Day after day we are fed with breathless stories, that we have a “housing crisis” such as the story below. And just like the story below there are no facts, no data. no proof whatsoever. It seems that some people want to make an election issue out of the “crisis” and will do so no matter what.
For 95% of the population there is no “crisis”. There is a problem for one specific type of buyer and that is the first home buyer and that has always been so.
The Labour Party and Greens promise to build 100,000 “affordable” houses at $300,000 each if they get into power. Is this really necessary?
At this very moment there are over 30,000 properties for sale on Trademe at under $300,000 and if bought would provide one third of the so called affordable houses in one fell swoop . No waiting, just walk right in and start living
For instance a few specific areas include Auckland where there are almost 3000 properties for sale on Trademe at under $300,000. In the Waikato and the Bay of Plenty another 3000. Hawkes bay has over 1000 and Wellington almost 2000. In Otago almost 3000, in Canterbury 3500, and Marlborough and Nelson another 1000.
Press the button on properties under $400,000 and the total available figure in Auckland alone leaps to almost 5000 and up to $500,000 well over 6000 properties available.
This is the time for reality to be explored and publicised not just emotional stories based on vague stories and guesswork. It’s a time to get serious about the subject and get the facts on the table. Only then can we really see if there is a crisis or not.

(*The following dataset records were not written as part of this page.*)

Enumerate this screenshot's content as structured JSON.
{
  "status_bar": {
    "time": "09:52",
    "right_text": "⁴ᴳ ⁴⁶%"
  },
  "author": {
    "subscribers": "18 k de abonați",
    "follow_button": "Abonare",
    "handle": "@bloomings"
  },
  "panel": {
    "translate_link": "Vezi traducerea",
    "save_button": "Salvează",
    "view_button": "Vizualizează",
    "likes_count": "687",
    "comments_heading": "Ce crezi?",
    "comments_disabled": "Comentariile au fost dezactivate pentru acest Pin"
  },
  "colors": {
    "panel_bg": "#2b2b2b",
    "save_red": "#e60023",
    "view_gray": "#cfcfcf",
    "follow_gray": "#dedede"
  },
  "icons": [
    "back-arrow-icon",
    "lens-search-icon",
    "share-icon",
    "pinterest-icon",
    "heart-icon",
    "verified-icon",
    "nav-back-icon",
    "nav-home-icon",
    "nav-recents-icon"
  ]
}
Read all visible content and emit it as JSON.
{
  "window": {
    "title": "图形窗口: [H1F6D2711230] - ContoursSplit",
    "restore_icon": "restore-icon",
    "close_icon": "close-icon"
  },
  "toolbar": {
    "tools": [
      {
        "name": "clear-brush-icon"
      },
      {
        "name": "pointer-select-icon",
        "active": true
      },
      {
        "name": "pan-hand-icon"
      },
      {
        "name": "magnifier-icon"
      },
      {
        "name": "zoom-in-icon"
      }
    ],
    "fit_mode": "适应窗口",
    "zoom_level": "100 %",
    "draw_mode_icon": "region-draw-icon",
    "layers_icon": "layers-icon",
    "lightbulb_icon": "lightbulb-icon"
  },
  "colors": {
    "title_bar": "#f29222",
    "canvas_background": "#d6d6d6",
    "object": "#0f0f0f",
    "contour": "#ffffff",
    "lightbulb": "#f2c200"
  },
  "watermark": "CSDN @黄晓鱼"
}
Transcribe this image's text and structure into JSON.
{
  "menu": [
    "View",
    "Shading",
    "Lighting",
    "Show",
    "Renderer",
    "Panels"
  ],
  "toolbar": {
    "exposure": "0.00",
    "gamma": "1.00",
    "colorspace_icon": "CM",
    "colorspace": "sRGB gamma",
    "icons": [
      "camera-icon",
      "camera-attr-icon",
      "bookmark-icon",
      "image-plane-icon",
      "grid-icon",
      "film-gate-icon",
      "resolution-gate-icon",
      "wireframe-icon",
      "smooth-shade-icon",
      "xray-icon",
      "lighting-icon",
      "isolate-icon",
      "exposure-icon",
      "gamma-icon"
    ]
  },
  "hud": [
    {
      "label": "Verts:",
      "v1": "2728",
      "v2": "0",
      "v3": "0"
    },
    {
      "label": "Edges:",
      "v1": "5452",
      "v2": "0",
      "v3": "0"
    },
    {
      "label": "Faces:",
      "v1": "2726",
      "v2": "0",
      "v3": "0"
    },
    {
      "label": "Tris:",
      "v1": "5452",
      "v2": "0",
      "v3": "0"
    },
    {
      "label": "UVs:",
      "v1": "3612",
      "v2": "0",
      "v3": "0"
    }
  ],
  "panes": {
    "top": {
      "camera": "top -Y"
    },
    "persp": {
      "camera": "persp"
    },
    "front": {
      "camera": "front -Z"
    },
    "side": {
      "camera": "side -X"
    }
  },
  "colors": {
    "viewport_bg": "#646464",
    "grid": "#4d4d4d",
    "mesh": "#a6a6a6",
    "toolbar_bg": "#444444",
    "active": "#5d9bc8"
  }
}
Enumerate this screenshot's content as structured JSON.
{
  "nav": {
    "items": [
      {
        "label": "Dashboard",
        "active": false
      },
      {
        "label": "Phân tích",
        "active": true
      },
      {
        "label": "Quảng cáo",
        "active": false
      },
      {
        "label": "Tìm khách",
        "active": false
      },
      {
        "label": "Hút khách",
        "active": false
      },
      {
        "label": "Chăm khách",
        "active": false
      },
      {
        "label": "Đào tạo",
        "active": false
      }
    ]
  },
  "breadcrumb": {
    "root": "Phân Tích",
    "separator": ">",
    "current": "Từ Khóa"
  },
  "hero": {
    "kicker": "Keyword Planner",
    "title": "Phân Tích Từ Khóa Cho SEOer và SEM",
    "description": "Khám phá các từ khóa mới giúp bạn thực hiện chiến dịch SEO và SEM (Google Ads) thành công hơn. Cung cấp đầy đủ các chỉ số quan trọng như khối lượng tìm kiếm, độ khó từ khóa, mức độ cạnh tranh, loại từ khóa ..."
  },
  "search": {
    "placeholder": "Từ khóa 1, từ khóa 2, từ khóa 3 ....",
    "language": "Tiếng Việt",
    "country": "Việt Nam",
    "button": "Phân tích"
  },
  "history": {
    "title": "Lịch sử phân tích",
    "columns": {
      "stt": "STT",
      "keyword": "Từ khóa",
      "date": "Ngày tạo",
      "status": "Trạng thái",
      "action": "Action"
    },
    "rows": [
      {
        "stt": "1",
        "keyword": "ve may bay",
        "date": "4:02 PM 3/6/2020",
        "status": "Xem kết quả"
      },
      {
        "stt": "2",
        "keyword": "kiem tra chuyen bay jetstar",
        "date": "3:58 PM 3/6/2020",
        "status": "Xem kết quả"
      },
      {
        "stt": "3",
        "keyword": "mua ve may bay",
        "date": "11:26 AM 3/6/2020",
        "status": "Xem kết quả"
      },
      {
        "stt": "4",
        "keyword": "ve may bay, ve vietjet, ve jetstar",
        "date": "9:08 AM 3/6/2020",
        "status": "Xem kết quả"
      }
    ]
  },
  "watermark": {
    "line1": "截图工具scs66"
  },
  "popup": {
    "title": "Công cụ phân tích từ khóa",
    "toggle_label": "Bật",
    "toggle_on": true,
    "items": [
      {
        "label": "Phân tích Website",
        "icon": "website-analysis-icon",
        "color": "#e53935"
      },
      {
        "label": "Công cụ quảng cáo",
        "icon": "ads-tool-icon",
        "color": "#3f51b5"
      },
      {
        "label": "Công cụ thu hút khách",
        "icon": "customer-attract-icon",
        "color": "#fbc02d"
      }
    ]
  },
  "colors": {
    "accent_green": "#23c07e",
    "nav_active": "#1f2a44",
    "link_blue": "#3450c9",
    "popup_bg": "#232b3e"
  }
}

Exodus warning by house seekers
The Government should step in and do more to help New Zealanders into homes or else face an increasing exodus of people heading over the Tasman or further afield, say those struggling on the property ladder.
Reserve Bank governor Graeme Wheeler last week held the official cash rate at 2.5 per cent but fired a warning shot at rising house prices.
Wheeler pointed out that house price inflation had increased, and said the central bank was keeping a close eye on that.
House prices rose 6.7 per cent last year, according to the Real Estate Institute’s Housing Price Index.
According to a Sunday Star-Times nationwide reader poll, 65 per cent of respondents said the “housing crisis” was a critical issue with 58 per cent that the Government should take steps to help people into home ownership.
“When I moved here from the United Kingdom I thought New Zealand was a better place to live,” said one respondent. “I was so wrong, people cannot afford to get on the housing ladder here and they need to be able to.”
Many said if New Zealand did not become more affordable people would continue to leave for Australia or the United Kingdom.
The sentiment largely centred around Auckland and Christchurch where up to 90 per cent believed the issue to be critical.